Some medications affect hearing. These medications are called ototoxic drugs. These are usually only used to treat life-threatening conditions, such as rare forms of cancer.

An acoustic neuroma is a benign tumour that presses on the balance and hearing nerves, causing hearing loss. This type of tumours usually affects people aged between 30 and 60. Acoustic neuroma can be treated with surgery, but as this type of surgery involves some risk, some doctors choose instead to monitor the tumour with regular MRI scans. 


Ménière’s disease can cause sudden hearing loss. It also affects balance — people who suffer from Ménière’s disease feel as though the room is spinning during an attack. There’s no cure for Ménière’s disease, but the symptoms can be treated. 


Viral infections, such as mumps and measles, can cause permanent hearing loss. It’s not clear how viral infections cause hearing loss, but it’s thought that viruses might damage parts of the inner ear, such as the cochlea. The MMR vaccine protects against mumps, measles and rubella. 


Head trauma, commonly caused by a fall or sports injury, can cause hearing loss. Damage to the ear or the brain can both cause hearing loss. Hearing loss from a head injury can range from mild to severe depending on the severity of the injury.  

A perforated eardrum (a hole in the eardrum) can cause temporary hearing loss. It’s important to keep water and other liquids out of the ear when the eardrum is perforated. Water inside the middle ear can also cause an ear infection. 

2. Types of Hearing Loss

There are different types of hearing loss, as we’ll see below:

  • Sensorineural hearing loss
  • Conductive hearing loss
  • Mixed hearing loss

Sensorineural hearing loss refers to types of hearing loss that affect the inner ear or the cochlea. Common causes of sensorineural hearing loss include genetic or congenital problems as well as noise and age. Sensorineural hearing loss is often permanent. 


The other common type of hearing loss is conductive hearing loss. Conductive hearing loss is when a problem, usually a blockage, prevents soundwaves from travelling through the outer ear or middle ear. Earwax, fluid from an ear infection and foreign objects stuck inside the ear are common examples of conductive hearing loss. As babies have a narrow ear canal, they can be more susceptible to conductive hearing loss. Hearing usually returns to normal when the blockage is treated. 

We can usually remove earwax on the same day that you make an appointment. To restore your hearing, get in touch with Hearing Expert.  


The final type of hearing loss is mixed hearing loss, which includes a combination of sensorineural hearing loss and conductive hearing loss. Mixed hearing loss most commonly happens as a result of a head injury or when someone with sensorineural hearing loss accumulates too much earwax.

3. Treatment for Hearing Loss

Hearing loss is often treatable. For conductive hearing loss, treatment is usually accomplished by removing the blockage. Do not try to remove a blockage by yourself and do not put anything into the ear to remove a blockage unless directed to do so by a trained audiologist. 

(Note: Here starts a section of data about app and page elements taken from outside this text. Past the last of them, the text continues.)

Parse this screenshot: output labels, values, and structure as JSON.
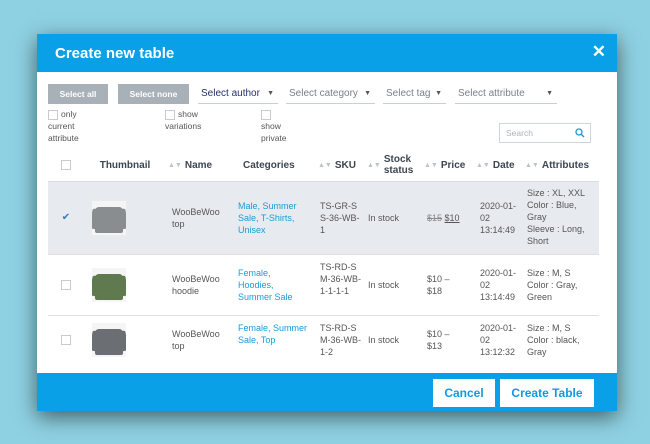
{
  "modal": {
    "title": "Create new table"
  },
  "toolbar": {
    "select_all": "Select all",
    "select_none": "Select none",
    "author": "Select author",
    "category": "Select category",
    "tag": "Select tag",
    "attribute": "Select attribute"
  },
  "options": {
    "only_current_attribute": "only current attribute",
    "show_variations": "show variations",
    "show_private": "show private"
  },
  "search": {
    "placeholder": "Search"
  },
  "table": {
    "columns": [
      "Thumbnail",
      "Name",
      "Categories",
      "SKU",
      "Stock status",
      "Price",
      "Date",
      "Attributes"
    ],
    "rows": [
      {
        "selected": true,
        "name": "WooBeWoo top",
        "categories": "Male, Summer Sale, T-Shirts, Unisex",
        "sku": "TS-GR-SS-36-WB-1",
        "stock": "In stock",
        "price_old": "$15",
        "price_new": "$10",
        "date": "2020-01-02 13:14:49",
        "attributes": "Size : XL, XXL\nColor : Blue, Gray\nSleeve : Long, Short"
      },
      {
        "selected": false,
        "name": "WooBeWoo hoodie",
        "categories": "Female, Hoodies, Summer Sale",
        "sku": "TS-RD-SM-36-WB-1-1-1-1",
        "stock": "In stock",
        "price": "$10 – $18",
        "date": "2020-01-02 13:14:49",
        "attributes": "Size : M, S\nColor : Gray, Green"
      },
      {
        "selected": false,
        "name": "WooBeWoo top",
        "categories": "Female, Summer Sale, Top",
        "sku": "TS-RD-SM-36-WB-1-2",
        "stock": "In stock",
        "price": "$10 – $13",
        "date": "2020-01-02 13:12:32",
        "attributes": "Size : M, S\nColor : black, Gray"
      }
    ]
  },
  "footer": {
    "cancel": "Cancel",
    "create": "Create Table"
  },
  "colors": {
    "accent": "#0aa0e8",
    "background": "#8ed1e2",
    "link": "#1a9ad6"
  },
  "icons": {
    "close": "close-icon",
    "search": "search-icon",
    "sort": "sort-icon",
    "check": "check-icon"
  }
}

Two treatments for sensorineural hearing loss are cochlear implants and hearing aids. Cochlear implants, for people with profound hearing loss, bypass the hair cells and send signals directly to the hearing nerve and brain. Modern hearing aids can distinguish between background noise and foreground noise.

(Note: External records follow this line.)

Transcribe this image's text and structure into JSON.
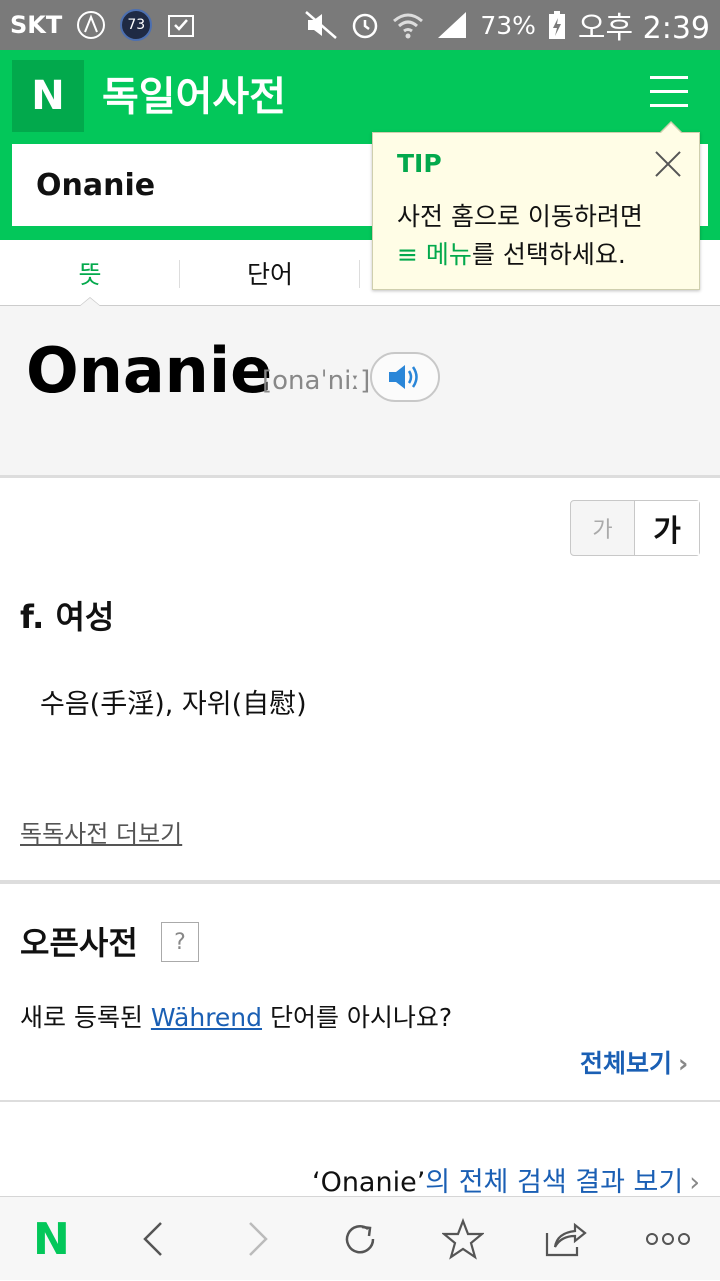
{
  "status_bar": {
    "carrier": "SKT",
    "notification_count": "73",
    "battery": "73%",
    "time": "오후 2:39"
  },
  "header": {
    "logo": "N",
    "title": "독일어사전",
    "search_value": "Onanie"
  },
  "tip": {
    "title": "TIP",
    "line1": "사전 홈으로 이동하려면",
    "menu_label": "≡ 메뉴",
    "line2_rest": "를 선택하세요."
  },
  "tabs": [
    {
      "label": "뜻",
      "active": true
    },
    {
      "label": "단어",
      "active": false
    }
  ],
  "entry": {
    "headword": "Onanie",
    "pronunciation": "[onaˈniː]",
    "part_of_speech": "f. 여성",
    "meaning": "수음(手淫), 자위(自慰)",
    "more_link": "독독사전 더보기"
  },
  "font_toggle": {
    "small": "가",
    "large": "가"
  },
  "open_dict": {
    "title": "오픈사전",
    "help": "?",
    "text_before": "새로 등록된 ",
    "word": "Während",
    "text_after": " 단어를 아시나요?",
    "view_all": "전체보기"
  },
  "full_result": {
    "word": "‘Onanie’",
    "text": "의 전체 검색 결과 보기"
  },
  "bottom_nav": {
    "logo": "N"
  },
  "colors": {
    "brand": "#03c75a",
    "link": "#1a5fb4",
    "tip_bg": "#fffde6"
  }
}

Browse our range of hearing aids

4. Getting a Hearing Test

If you have any difficulty hearing, it’s worth having a hearing test. To book a free consultation with an audiologist, get in touch with the Hearing Expert. You might be surprised to find that improving your hearing health really can improve your quality of life.

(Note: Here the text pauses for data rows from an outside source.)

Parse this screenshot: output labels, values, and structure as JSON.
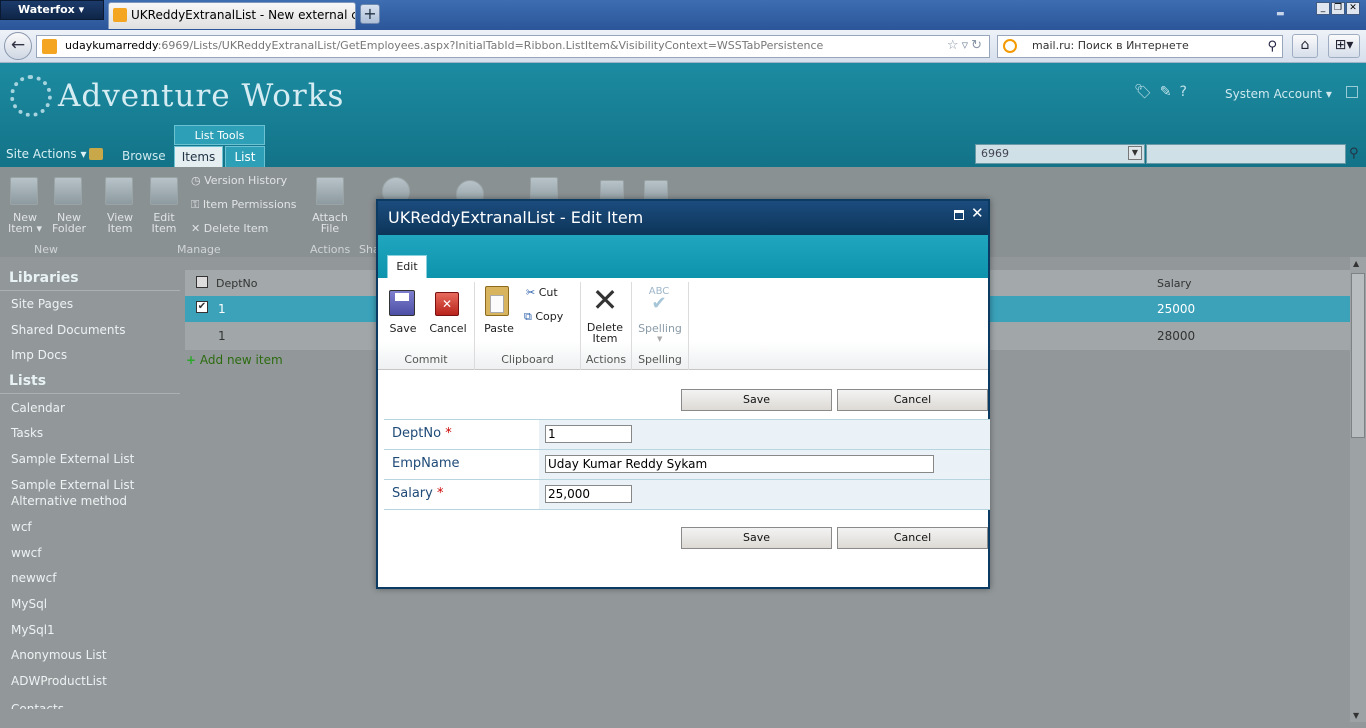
{
  "browser": {
    "app_button": "Waterfox",
    "tab_title": "UKReddyExtranalList - New external content...",
    "new_tab_symbol": "+",
    "url_host": "udaykumarreddy",
    "url_rest": ":6969/Lists/UKReddyExtranalList/GetEmployees.aspx?InitialTabId=Ribbon.ListItem&VisibilityContext=WSSTabPersistence",
    "search_placeholder": "mail.ru: Поиск в Интернете"
  },
  "site": {
    "title": "Adventure Works",
    "user": "System Account",
    "user_arrow": "▾",
    "list_tools": "List Tools",
    "site_actions": "Site Actions ▾",
    "browse_tab": "Browse",
    "items_tab": "Items",
    "list_tab": "List",
    "search_scope": "6969"
  },
  "ribbon": {
    "new_item": [
      "New",
      "Item ▾"
    ],
    "new_folder": [
      "New",
      "Folder"
    ],
    "view_item": [
      "View",
      "Item"
    ],
    "edit_item": [
      "Edit",
      "Item"
    ],
    "version_history": "Version History",
    "item_permissions": "Item Permissions",
    "delete_item": "Delete Item",
    "attach_file": [
      "Attach",
      "File"
    ],
    "group_new": "New",
    "group_manage": "Manage",
    "group_actions": "Actions",
    "group_share": "Sha"
  },
  "quicklaunch": {
    "libraries_heading": "Libraries",
    "libraries": [
      "Site Pages",
      "Shared Documents",
      "Imp Docs"
    ],
    "lists_heading": "Lists",
    "lists": [
      "Calendar",
      "Tasks",
      "Sample External List",
      "Sample External List Alternative method",
      "wcf",
      "wwcf",
      "newwcf",
      "MySql",
      "MySql1",
      "Anonymous List",
      "ADWProductList",
      "Contacts"
    ]
  },
  "list": {
    "columns": {
      "deptno": "DeptNo",
      "salary": "Salary"
    },
    "rows": [
      {
        "deptno": "1",
        "salary": "25000",
        "checked": true
      },
      {
        "deptno": "1",
        "salary": "28000",
        "checked": false
      }
    ],
    "add_new": "Add new item"
  },
  "modal": {
    "title": "UKReddyExtranalList - Edit Item",
    "tab": "Edit",
    "buttons": {
      "save": "Save",
      "cancel": "Cancel",
      "paste": "Paste",
      "cut": "Cut",
      "copy": "Copy",
      "delete": [
        "Delete",
        "Item"
      ],
      "spelling": "Spelling"
    },
    "groups": {
      "commit": "Commit",
      "clipboard": "Clipboard",
      "actions": "Actions",
      "spelling": "Spelling"
    },
    "form": {
      "save": "Save",
      "cancel": "Cancel",
      "fields": [
        {
          "label": "DeptNo",
          "required": true,
          "value": "1"
        },
        {
          "label": "EmpName",
          "required": false,
          "value": "Uday Kumar Reddy Sykam"
        },
        {
          "label": "Salary",
          "required": true,
          "value": "25,000"
        }
      ],
      "required_mark": "*"
    }
  }
}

5. Living with Hearing Loss

Permanent hearing loss needn’t be the end of the world. Even if hearing aids cannot help, people who are deaf can communicate with sign language and enjoy a high quality of life. Even young children with permanent hearing loss can adapt to their condition. To learn more about living with severe hearing loss, it’s worth visiting the websites for the Royal National Institute for Deaf People and The National Institute on Deafness and Other Communication Disorders.